All of the data needs to come back exactly as written.

*** Opening PROVIDED INFORMATION ***

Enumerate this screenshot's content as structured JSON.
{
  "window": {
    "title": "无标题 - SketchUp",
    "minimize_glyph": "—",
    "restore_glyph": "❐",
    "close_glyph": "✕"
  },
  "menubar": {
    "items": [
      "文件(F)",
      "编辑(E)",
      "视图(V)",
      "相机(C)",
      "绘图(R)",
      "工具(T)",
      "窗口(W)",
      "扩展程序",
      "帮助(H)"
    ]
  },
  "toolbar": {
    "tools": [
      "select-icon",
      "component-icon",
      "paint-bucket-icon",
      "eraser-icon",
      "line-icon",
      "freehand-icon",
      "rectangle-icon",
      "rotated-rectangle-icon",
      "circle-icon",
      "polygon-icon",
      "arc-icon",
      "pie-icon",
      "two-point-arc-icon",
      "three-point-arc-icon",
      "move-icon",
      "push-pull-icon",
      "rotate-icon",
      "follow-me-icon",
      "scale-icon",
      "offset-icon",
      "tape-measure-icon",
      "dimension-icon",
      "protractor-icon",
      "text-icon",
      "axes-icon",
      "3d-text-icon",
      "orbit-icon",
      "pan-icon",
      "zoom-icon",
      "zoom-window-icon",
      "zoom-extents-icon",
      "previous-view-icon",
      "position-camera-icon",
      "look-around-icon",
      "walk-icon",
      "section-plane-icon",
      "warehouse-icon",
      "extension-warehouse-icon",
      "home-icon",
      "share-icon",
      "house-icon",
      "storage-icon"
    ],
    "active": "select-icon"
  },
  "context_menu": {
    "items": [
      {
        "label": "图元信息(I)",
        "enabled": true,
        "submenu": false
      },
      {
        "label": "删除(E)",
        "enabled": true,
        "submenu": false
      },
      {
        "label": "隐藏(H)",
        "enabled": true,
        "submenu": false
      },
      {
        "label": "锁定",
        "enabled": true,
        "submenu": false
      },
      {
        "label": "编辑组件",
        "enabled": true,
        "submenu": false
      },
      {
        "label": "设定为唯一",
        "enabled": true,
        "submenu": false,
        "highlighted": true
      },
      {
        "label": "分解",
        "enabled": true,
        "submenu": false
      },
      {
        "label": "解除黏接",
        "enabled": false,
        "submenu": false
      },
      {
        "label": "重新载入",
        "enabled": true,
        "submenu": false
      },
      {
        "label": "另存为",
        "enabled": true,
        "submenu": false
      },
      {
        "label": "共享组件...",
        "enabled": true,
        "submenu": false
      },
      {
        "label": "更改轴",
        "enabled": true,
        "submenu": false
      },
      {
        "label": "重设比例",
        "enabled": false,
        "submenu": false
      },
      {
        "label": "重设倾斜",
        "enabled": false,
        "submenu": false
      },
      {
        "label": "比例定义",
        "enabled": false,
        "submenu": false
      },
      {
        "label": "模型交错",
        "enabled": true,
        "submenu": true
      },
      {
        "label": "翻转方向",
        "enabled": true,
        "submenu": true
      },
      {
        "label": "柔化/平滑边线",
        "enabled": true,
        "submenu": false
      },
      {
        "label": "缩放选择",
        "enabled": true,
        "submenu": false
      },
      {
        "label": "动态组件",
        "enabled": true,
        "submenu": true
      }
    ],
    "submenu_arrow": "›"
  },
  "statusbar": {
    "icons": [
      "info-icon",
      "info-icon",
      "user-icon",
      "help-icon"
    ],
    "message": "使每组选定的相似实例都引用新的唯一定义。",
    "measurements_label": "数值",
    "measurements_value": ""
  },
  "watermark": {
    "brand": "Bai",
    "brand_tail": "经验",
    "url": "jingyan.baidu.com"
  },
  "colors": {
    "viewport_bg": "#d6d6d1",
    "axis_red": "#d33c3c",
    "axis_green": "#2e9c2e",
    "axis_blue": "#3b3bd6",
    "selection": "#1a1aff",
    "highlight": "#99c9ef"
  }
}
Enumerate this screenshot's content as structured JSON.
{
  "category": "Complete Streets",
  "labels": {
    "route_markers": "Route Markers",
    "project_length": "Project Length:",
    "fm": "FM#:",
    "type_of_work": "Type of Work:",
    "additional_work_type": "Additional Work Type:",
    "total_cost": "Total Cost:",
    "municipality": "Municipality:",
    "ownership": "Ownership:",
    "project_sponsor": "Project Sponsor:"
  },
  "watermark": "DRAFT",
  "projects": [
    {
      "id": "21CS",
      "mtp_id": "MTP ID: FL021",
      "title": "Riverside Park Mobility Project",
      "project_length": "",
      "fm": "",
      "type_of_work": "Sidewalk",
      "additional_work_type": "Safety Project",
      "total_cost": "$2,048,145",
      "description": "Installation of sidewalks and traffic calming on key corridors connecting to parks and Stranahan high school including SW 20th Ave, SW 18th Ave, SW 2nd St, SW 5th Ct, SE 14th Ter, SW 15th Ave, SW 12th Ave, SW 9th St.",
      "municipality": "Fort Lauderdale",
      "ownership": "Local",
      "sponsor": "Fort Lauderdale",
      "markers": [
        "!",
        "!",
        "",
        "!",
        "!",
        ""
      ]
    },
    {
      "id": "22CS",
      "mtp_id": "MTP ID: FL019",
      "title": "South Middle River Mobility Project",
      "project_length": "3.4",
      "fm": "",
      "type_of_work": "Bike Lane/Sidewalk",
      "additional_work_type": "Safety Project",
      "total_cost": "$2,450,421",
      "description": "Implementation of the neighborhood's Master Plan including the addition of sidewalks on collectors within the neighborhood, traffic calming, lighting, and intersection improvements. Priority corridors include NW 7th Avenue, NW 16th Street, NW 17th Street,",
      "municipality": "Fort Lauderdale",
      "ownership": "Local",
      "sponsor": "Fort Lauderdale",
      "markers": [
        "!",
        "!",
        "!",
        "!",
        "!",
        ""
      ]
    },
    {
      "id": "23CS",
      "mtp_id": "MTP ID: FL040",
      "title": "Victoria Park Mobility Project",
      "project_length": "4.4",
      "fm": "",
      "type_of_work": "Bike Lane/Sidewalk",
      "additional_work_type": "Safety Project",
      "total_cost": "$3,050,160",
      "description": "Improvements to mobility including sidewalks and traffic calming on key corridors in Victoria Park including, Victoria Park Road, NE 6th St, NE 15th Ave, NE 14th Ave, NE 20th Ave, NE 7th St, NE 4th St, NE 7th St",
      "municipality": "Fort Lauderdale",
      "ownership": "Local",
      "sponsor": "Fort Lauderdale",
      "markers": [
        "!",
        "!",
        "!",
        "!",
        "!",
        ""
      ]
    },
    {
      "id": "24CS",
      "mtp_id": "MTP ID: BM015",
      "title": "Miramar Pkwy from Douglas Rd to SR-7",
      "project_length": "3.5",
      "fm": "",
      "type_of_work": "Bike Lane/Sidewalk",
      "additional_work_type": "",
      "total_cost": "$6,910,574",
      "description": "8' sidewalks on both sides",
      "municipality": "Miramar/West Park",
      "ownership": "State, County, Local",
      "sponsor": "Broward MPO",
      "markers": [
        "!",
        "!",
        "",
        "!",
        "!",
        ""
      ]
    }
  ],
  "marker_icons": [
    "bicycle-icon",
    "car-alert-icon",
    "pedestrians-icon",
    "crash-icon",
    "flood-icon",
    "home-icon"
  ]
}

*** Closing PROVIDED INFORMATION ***

* [FINAL ANSWER]
Enumerate this screenshot's content as structured JSON.
{
  "window": {
    "title": "无标题 - SketchUp",
    "minimize_glyph": "—",
    "restore_glyph": "❐",
    "close_glyph": "✕"
  },
  "menubar": {
    "items": [
      "文件(F)",
      "编辑(E)",
      "视图(V)",
      "相机(C)",
      "绘图(R)",
      "工具(T)",
      "窗口(W)",
      "扩展程序",
      "帮助(H)"
    ]
  },
  "toolbar": {
    "tools": [
      "select-icon",
      "component-icon",
      "paint-bucket-icon",
      "eraser-icon",
      "line-icon",
      "freehand-icon",
      "rectangle-icon",
      "rotated-rectangle-icon",
      "circle-icon",
      "polygon-icon",
      "arc-icon",
      "pie-icon",
      "two-point-arc-icon",
      "three-point-arc-icon",
      "move-icon",
      "push-pull-icon",
      "rotate-icon",
      "follow-me-icon",
      "scale-icon",
      "offset-icon",
      "tape-measure-icon",
      "dimension-icon",
      "protractor-icon",
      "text-icon",
      "axes-icon",
      "3d-text-icon",
      "orbit-icon",
      "pan-icon",
      "zoom-icon",
      "zoom-window-icon",
      "zoom-extents-icon",
      "previous-view-icon",
      "position-camera-icon",
      "look-around-icon",
      "walk-icon",
      "section-plane-icon",
      "warehouse-icon",
      "extension-warehouse-icon",
      "home-icon",
      "share-icon",
      "house-icon",
      "storage-icon"
    ],
    "active": "select-icon"
  },
  "context_menu": {
    "items": [
      {
        "label": "图元信息(I)",
        "enabled": true,
        "submenu": false
      },
      {
        "label": "删除(E)",
        "enabled": true,
        "submenu": false
      },
      {
        "label": "隐藏(H)",
        "enabled": true,
        "submenu": false
      },
      {
        "label": "锁定",
        "enabled": true,
        "submenu": false
      },
      {
        "label": "编辑组件",
        "enabled": true,
        "submenu": false
      },
      {
        "label": "设定为唯一",
        "enabled": true,
        "submenu": false,
        "highlighted": true
      },
      {
        "label": "分解",
        "enabled": true,
        "submenu": false
      },
      {
        "label": "解除黏接",
        "enabled": false,
        "submenu": false
      },
      {
        "label": "重新载入",
        "enabled": true,
        "submenu": false
      },
      {
        "label": "另存为",
        "enabled": true,
        "submenu": false
      },
      {
        "label": "共享组件...",
        "enabled": true,
        "submenu": false
      },
      {
        "label": "更改轴",
        "enabled": true,
        "submenu": false
      },
      {
        "label": "重设比例",
        "enabled": false,
        "submenu": false
      },
      {
        "label": "重设倾斜",
        "enabled": false,
        "submenu": false
      },
      {
        "label": "比例定义",
        "enabled": false,
        "submenu": false
      },
      {
        "label": "模型交错",
        "enabled": true,
        "submenu": true
      },
      {
        "label": "翻转方向",
        "enabled": true,
        "submenu": true
      },
      {
        "label": "柔化/平滑边线",
        "enabled": true,
        "submenu": false
      },
      {
        "label": "缩放选择",
        "enabled": true,
        "submenu": false
      },
      {
        "label": "动态组件",
        "enabled": true,
        "submenu": true
      }
    ],
    "submenu_arrow": "›"
  },
  "statusbar": {
    "icons": [
      "info-icon",
      "info-icon",
      "user-icon",
      "help-icon"
    ],
    "message": "使每组选定的相似实例都引用新的唯一定义。",
    "measurements_label": "数值",
    "measurements_value": ""
  },
  "watermark": {
    "brand": "Bai",
    "brand_tail": "经验",
    "url": "jingyan.baidu.com"
  },
  "colors": {
    "viewport_bg": "#d6d6d1",
    "axis_red": "#d33c3c",
    "axis_green": "#2e9c2e",
    "axis_blue": "#3b3bd6",
    "selection": "#1a1aff",
    "highlight": "#99c9ef"
  }
}
Enumerate this screenshot's content as structured JSON.
{
  "category": "Complete Streets",
  "labels": {
    "route_markers": "Route Markers",
    "project_length": "Project Length:",
    "fm": "FM#:",
    "type_of_work": "Type of Work:",
    "additional_work_type": "Additional Work Type:",
    "total_cost": "Total Cost:",
    "municipality": "Municipality:",
    "ownership": "Ownership:",
    "project_sponsor": "Project Sponsor:"
  },
  "watermark": "DRAFT",
  "projects": [
    {
      "id": "21CS",
      "mtp_id": "MTP ID: FL021",
      "title": "Riverside Park Mobility Project",
      "project_length": "",
      "fm": "",
      "type_of_work": "Sidewalk",
      "additional_work_type": "Safety Project",
      "total_cost": "$2,048,145",
      "description": "Installation of sidewalks and traffic calming on key corridors connecting to parks and Stranahan high school including SW 20th Ave, SW 18th Ave, SW 2nd St, SW 5th Ct, SE 14th Ter, SW 15th Ave, SW 12th Ave, SW 9th St.",
      "municipality": "Fort Lauderdale",
      "ownership": "Local",
      "sponsor": "Fort Lauderdale",
      "markers": [
        "!",
        "!",
        "",
        "!",
        "!",
        ""
      ]
    },
    {
      "id": "22CS",
      "mtp_id": "MTP ID: FL019",
      "title": "South Middle River Mobility Project",
      "project_length": "3.4",
      "fm": "",
      "type_of_work": "Bike Lane/Sidewalk",
      "additional_work_type": "Safety Project",
      "total_cost": "$2,450,421",
      "description": "Implementation of the neighborhood's Master Plan including the addition of sidewalks on collectors within the neighborhood, traffic calming, lighting, and intersection improvements. Priority corridors include NW 7th Avenue, NW 16th Street, NW 17th Street,",
      "municipality": "Fort Lauderdale",
      "ownership": "Local",
      "sponsor": "Fort Lauderdale",
      "markers": [
        "!",
        "!",
        "!",
        "!",
        "!",
        ""
      ]
    },
    {
      "id": "23CS",
      "mtp_id": "MTP ID: FL040",
      "title": "Victoria Park Mobility Project",
      "project_length": "4.4",
      "fm": "",
      "type_of_work": "Bike Lane/Sidewalk",
      "additional_work_type": "Safety Project",
      "total_cost": "$3,050,160",
      "description": "Improvements to mobility including sidewalks and traffic calming on key corridors in Victoria Park including, Victoria Park Road, NE 6th St, NE 15th Ave, NE 14th Ave, NE 20th Ave, NE 7th St, NE 4th St, NE 7th St",
      "municipality": "Fort Lauderdale",
      "ownership": "Local",
      "sponsor": "Fort Lauderdale",
      "markers": [
        "!",
        "!",
        "!",
        "!",
        "!",
        ""
      ]
    },
    {
      "id": "24CS",
      "mtp_id": "MTP ID: BM015",
      "title": "Miramar Pkwy from Douglas Rd to SR-7",
      "project_length": "3.5",
      "fm": "",
      "type_of_work": "Bike Lane/Sidewalk",
      "additional_work_type": "",
      "total_cost": "$6,910,574",
      "description": "8' sidewalks on both sides",
      "municipality": "Miramar/West Park",
      "ownership": "State, County, Local",
      "sponsor": "Broward MPO",
      "markers": [
        "!",
        "!",
        "",
        "!",
        "!",
        ""
      ]
    }
  ],
  "marker_icons": [
    "bicycle-icon",
    "car-alert-icon",
    "pedestrians-icon",
    "crash-icon",
    "flood-icon",
    "home-icon"
  ]
}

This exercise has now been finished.